Yes, a little surprising at first, but we can invoke static method using object of our class. Since the dot-call syntax is a syntactic sugar. What happens behind the scenes is in case of staticmethod, no argument ( self or cls ) is passed to the method.
Therefore, staticmethod don’t have access to class state or the class instance state. They only work with data passed in as arguments. Now let’s try invoking the above methods using class itself.

>>> ToyClass.classmethod()
('class method called', <class ToyClass at 0x10f453a10>)

So we get expected results, calling classmethod and staticmethod using class works fine, however calling an instancemethod throws a TypeError. Since no object instance is created hence self argument cannot be populated.

Now having got the basic distinction between the three methods, let’s see one more practical example to get a deeper understanding of where to use which type of method. The below sample has been taken from here, since it demonstrates of usage of different methods clearly.

from datetime import date

When to use each method type?

It may seem tough and daunting decision choosing between the types of methods in Python, but will get the hang of it with a bit of practice.

We generally use the class methods to create factory methods which returns the class object for a different use case. As above, classmethod from_birth_year is used to create a class object from a birth year instead of age.
Static methods however are primarily used to create utility function and work on data provided to them in arguments.

Things to remember

  • Instance methods can access the instance through self as well as the class via self.__class__ attribute.
  • Class methods can’t access the instance (self) but they have access to the class itself via cls.
  • Static Methods work like regular functions but belong to the class’s namespace. Static methods don’t have access to cls or self.
  • Even if we write tiny scripts for fun, learning another OOP feature of Python is a great skill to know, and can help to make your code easier to troubleshoot, and easier to reuse in the future.

Python Features

It covers important Python aspects with code snippets

Rachit Tayal

Written by

What I cannot create, I do not understand

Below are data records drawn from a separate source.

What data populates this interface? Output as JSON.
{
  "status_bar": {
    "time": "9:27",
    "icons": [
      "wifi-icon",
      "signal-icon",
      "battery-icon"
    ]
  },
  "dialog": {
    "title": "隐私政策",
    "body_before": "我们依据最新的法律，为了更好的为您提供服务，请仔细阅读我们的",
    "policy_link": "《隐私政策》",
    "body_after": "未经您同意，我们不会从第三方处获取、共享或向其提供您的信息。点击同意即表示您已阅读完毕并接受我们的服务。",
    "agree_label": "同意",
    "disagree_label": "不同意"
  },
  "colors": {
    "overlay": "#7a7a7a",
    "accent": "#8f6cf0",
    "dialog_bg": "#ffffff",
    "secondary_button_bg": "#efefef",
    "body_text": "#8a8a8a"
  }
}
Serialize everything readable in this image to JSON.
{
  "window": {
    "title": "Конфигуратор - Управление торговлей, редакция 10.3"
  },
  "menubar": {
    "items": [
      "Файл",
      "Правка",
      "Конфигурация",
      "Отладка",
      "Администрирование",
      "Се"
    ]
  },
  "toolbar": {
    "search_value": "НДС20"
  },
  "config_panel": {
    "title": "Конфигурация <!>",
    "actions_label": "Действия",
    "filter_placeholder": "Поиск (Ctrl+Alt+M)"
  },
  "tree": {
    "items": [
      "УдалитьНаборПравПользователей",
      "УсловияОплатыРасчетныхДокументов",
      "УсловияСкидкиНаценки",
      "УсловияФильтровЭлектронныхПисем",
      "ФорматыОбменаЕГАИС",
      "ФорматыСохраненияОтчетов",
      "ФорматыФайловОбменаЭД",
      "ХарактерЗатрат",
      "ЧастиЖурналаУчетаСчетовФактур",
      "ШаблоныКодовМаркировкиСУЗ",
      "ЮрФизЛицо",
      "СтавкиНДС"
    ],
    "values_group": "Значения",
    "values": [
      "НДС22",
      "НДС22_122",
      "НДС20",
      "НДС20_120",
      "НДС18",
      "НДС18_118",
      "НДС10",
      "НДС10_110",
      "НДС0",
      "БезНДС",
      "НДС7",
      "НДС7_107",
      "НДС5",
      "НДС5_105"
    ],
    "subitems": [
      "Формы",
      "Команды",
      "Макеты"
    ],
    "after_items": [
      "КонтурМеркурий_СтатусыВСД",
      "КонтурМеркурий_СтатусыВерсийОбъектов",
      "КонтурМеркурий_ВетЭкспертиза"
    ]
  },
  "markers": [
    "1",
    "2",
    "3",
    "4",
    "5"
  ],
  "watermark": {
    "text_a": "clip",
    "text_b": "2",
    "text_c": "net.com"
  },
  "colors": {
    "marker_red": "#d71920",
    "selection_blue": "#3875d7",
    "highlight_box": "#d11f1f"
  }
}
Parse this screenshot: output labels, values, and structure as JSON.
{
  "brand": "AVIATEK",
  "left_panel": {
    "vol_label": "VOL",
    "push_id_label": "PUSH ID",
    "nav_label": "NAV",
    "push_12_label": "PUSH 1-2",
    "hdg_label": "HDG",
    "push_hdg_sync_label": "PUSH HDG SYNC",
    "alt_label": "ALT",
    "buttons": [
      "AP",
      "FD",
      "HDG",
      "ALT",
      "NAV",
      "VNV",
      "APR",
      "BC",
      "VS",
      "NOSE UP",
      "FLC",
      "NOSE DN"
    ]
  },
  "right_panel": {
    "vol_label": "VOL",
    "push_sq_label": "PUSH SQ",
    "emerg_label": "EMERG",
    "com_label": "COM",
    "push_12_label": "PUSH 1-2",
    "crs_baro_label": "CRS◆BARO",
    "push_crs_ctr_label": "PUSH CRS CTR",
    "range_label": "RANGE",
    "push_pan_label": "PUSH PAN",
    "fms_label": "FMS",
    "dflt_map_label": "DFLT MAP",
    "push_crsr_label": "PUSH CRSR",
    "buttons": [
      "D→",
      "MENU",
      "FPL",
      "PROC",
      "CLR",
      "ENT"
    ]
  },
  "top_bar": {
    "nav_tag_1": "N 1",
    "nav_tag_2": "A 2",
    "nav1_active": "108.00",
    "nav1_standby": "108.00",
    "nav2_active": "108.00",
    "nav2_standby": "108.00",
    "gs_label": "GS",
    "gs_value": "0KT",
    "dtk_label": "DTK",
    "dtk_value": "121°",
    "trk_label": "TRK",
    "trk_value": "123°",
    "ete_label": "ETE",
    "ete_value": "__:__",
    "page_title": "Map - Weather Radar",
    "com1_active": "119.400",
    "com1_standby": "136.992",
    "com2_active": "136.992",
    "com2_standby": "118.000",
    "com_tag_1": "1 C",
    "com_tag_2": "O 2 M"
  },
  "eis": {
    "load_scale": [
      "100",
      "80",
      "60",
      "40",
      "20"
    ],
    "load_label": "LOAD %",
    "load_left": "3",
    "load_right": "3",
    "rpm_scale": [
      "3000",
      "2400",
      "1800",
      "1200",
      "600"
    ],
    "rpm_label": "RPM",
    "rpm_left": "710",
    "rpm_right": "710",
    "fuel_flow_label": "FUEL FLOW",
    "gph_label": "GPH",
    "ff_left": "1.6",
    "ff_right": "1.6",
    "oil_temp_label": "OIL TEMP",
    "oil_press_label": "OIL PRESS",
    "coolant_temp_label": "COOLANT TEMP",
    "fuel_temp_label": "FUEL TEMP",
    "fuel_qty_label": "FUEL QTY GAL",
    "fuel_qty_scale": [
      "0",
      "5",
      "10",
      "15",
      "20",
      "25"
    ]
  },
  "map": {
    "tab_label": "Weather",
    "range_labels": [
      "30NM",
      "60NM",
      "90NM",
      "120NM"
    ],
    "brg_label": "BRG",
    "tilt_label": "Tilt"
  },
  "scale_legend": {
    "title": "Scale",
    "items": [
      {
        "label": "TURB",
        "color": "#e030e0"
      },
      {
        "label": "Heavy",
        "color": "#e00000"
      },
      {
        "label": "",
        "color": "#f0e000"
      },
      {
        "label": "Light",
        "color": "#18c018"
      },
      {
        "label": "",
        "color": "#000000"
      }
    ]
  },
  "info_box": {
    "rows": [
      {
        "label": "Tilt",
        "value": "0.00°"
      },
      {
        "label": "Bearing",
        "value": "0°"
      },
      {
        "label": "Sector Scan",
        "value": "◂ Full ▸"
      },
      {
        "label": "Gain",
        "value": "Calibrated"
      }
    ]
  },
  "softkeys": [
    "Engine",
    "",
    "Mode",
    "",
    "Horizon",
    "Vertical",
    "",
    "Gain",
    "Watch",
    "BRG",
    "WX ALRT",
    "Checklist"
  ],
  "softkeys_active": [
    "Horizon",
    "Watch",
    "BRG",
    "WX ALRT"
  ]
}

Python Features

It covers important Python aspects with code snippets

Welcome to a place where words matter. On Medium, smart voices and original ideas take center stage - with no ads in sight. Watch
Follow all the topics you care about, and we’ll deliver the best stories for you to your homepage and inbox. Explore
Get unlimited access to the best stories on Medium — and support writers while you’re at it. Just $5/month. Upgrade